The decision by the 30-member directorate of the Communist Party appeared to threaten the stability of Cossiga's two-month old coalition government only days before 43 million Italians go to the polls to elect regional, provincial and city governments.
The question of Cossiga's involvement in a case involving the son of another prominent Christian Democratic politician makes terrorism a prime issue in an election that involves no parliamentary seats but the results of which are considered an important political barometer.
In the past the Christian Democrats have used left-wing terrorism as a campaign issue against the Communists. This time, the Communists appear determined to get the most political mileage possible out of a terrorist skeleton in a Christian Democratic closet.
On Saturday, a parliamentary commission narrowly absolved Cossiga of charges that he indirectly helped Marco Donat-Cattin, 28, the son of the deputy secretary of the Christian Democratic Party, Carlo Donat-Cattin, in avoiding arrest on charges that he belonged to the Front Line terrorist group.
The 11-to-9 vote along strict party lines came after the commission heard testimony from Donat-Cattin, Cossiga and an accused terrorist.
Roberto Sandalo, 26, a friend of Mrco Donat-Cattin, insists Carlo Donat-Cattin asked him to warn his son of his impending arrest after being tipped off by Cossiga.
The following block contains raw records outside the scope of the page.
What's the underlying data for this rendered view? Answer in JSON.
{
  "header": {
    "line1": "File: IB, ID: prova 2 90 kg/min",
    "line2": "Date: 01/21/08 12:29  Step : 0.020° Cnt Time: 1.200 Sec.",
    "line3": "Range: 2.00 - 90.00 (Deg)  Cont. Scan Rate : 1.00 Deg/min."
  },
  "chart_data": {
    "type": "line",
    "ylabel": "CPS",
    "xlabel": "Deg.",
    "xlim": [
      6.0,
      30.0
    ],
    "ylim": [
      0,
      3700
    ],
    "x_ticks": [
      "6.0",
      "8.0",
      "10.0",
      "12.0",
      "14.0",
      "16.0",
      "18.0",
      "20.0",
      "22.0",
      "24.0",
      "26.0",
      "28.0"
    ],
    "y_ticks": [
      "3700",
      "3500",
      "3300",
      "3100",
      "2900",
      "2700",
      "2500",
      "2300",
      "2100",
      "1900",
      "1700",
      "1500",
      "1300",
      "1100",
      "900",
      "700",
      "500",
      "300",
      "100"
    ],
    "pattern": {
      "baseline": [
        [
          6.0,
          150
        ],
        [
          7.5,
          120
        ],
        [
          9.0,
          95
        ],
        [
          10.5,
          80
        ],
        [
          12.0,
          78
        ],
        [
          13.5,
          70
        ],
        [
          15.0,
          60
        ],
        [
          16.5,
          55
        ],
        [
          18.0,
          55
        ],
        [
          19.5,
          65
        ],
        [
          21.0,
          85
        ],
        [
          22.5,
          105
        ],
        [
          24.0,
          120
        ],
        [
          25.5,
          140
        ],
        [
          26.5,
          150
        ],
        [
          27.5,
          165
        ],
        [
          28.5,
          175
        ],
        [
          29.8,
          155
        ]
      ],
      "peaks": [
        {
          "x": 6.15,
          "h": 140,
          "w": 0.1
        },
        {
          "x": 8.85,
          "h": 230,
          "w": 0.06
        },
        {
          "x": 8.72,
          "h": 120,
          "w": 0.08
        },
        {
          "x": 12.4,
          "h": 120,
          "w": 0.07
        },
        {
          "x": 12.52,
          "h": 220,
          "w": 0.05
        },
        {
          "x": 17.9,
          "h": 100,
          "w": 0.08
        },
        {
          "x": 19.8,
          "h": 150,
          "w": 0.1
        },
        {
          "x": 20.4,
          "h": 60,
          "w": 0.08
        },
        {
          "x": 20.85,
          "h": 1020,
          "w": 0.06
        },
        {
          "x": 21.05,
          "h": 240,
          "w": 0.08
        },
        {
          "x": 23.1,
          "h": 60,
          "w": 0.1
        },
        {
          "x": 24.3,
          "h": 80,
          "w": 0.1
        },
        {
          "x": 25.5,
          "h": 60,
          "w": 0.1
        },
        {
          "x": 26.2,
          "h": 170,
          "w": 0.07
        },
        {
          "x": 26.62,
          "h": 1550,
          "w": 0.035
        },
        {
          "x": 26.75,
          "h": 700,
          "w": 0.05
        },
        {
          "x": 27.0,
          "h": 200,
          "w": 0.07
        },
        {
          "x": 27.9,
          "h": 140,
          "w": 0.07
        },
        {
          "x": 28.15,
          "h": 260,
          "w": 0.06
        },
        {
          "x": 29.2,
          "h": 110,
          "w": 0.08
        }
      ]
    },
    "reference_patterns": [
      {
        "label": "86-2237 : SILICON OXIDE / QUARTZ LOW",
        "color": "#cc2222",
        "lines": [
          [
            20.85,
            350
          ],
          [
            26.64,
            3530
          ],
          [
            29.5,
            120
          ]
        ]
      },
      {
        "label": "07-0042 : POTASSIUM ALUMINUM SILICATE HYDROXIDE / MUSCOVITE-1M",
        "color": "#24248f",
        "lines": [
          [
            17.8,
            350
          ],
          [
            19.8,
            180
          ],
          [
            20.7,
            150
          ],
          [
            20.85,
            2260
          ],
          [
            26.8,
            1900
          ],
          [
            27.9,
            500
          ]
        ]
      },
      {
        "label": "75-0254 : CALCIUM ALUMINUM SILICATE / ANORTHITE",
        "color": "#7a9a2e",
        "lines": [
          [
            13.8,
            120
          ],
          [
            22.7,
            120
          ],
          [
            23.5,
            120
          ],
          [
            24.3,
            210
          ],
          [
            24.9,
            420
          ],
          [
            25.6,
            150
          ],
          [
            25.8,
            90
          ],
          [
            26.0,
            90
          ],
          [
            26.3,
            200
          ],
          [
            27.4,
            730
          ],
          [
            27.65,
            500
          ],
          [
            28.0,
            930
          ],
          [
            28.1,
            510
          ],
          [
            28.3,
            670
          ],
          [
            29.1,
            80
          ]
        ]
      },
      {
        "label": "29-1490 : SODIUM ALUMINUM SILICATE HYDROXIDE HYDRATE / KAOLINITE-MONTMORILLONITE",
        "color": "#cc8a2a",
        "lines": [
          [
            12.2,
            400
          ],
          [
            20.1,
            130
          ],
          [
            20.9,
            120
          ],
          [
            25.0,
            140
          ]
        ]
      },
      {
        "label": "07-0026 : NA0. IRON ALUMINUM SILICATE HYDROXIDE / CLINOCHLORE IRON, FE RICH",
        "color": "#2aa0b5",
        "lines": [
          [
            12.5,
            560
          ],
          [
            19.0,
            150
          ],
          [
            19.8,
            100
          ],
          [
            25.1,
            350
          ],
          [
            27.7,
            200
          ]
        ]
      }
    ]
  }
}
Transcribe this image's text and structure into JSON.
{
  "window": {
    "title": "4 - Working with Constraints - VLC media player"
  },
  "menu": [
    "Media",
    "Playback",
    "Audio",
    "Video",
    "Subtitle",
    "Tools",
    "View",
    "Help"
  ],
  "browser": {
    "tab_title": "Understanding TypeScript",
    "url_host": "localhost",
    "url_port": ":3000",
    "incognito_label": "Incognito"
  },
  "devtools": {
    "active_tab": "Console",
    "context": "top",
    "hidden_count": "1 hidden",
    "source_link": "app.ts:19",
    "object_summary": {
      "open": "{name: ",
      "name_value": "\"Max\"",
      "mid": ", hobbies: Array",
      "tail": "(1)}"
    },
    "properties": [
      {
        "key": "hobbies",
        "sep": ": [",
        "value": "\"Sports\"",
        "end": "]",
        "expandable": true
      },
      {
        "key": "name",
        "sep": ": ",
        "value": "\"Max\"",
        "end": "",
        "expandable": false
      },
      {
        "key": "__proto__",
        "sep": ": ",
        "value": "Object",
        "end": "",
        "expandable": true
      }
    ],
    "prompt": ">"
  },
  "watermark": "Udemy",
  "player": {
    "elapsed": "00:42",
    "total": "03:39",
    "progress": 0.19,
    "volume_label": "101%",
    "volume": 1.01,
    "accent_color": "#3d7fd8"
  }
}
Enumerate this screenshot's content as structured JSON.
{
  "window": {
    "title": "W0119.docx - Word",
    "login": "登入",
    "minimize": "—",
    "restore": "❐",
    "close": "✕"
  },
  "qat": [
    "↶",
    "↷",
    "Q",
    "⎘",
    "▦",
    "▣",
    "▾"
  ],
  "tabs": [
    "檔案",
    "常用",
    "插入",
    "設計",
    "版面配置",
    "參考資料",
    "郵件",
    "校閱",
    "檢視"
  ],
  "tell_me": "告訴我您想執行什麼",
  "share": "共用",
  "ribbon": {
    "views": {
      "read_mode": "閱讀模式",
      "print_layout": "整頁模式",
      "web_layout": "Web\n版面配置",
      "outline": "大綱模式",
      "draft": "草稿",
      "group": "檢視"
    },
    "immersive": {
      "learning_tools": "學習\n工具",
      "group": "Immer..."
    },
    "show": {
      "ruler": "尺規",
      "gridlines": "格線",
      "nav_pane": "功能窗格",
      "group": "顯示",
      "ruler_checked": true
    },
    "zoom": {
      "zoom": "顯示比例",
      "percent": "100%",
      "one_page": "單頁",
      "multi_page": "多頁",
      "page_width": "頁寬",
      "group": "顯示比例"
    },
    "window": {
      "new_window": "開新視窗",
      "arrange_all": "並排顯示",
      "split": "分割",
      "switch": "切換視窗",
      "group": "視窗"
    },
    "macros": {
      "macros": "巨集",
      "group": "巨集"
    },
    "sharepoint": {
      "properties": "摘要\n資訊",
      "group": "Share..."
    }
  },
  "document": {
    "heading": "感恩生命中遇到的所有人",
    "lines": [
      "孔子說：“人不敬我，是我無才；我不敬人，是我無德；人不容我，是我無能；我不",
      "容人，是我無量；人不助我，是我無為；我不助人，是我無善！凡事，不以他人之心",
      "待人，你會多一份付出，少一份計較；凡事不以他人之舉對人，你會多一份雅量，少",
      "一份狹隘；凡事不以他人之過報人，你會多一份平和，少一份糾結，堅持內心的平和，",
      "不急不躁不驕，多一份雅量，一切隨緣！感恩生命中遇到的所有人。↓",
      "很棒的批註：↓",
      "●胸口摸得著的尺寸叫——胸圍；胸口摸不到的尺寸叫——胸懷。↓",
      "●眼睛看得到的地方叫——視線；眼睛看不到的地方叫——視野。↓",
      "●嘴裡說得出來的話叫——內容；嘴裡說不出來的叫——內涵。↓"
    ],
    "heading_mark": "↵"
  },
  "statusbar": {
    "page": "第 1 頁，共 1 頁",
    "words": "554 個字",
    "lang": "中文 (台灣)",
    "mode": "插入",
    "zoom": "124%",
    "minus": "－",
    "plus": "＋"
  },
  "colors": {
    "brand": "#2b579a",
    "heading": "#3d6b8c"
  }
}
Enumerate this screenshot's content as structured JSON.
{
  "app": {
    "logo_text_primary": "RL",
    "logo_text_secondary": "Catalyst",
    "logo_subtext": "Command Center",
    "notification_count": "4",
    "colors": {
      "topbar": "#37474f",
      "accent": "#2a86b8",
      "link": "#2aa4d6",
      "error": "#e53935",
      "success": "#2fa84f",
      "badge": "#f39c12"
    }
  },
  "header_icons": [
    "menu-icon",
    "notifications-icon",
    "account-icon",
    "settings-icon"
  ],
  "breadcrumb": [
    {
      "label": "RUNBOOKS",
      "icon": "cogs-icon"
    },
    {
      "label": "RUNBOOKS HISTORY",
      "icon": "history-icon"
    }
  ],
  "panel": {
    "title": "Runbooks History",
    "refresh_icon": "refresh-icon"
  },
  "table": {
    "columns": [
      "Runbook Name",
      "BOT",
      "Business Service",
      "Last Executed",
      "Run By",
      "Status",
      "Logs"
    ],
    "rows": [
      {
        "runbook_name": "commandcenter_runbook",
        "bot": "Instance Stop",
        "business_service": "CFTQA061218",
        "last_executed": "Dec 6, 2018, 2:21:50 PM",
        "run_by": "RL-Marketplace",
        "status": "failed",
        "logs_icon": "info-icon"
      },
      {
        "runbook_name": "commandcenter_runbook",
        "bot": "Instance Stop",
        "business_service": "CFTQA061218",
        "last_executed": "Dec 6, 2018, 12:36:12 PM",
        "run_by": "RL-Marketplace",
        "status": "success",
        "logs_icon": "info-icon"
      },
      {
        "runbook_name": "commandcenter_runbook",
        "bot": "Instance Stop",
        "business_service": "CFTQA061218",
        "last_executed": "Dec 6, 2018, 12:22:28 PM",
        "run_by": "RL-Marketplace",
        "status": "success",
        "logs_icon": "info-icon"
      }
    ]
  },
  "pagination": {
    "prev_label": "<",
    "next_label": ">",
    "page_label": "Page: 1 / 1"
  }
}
Cossiga admits he met with Donat-Cattin, but denies he revealed any official secrets.
According to parliamentary rules, the narrow vote was insufficient to permanently close the case. If 318 members of parliament sign a petition, the case could be reopened when the parliament reconvenes June 10.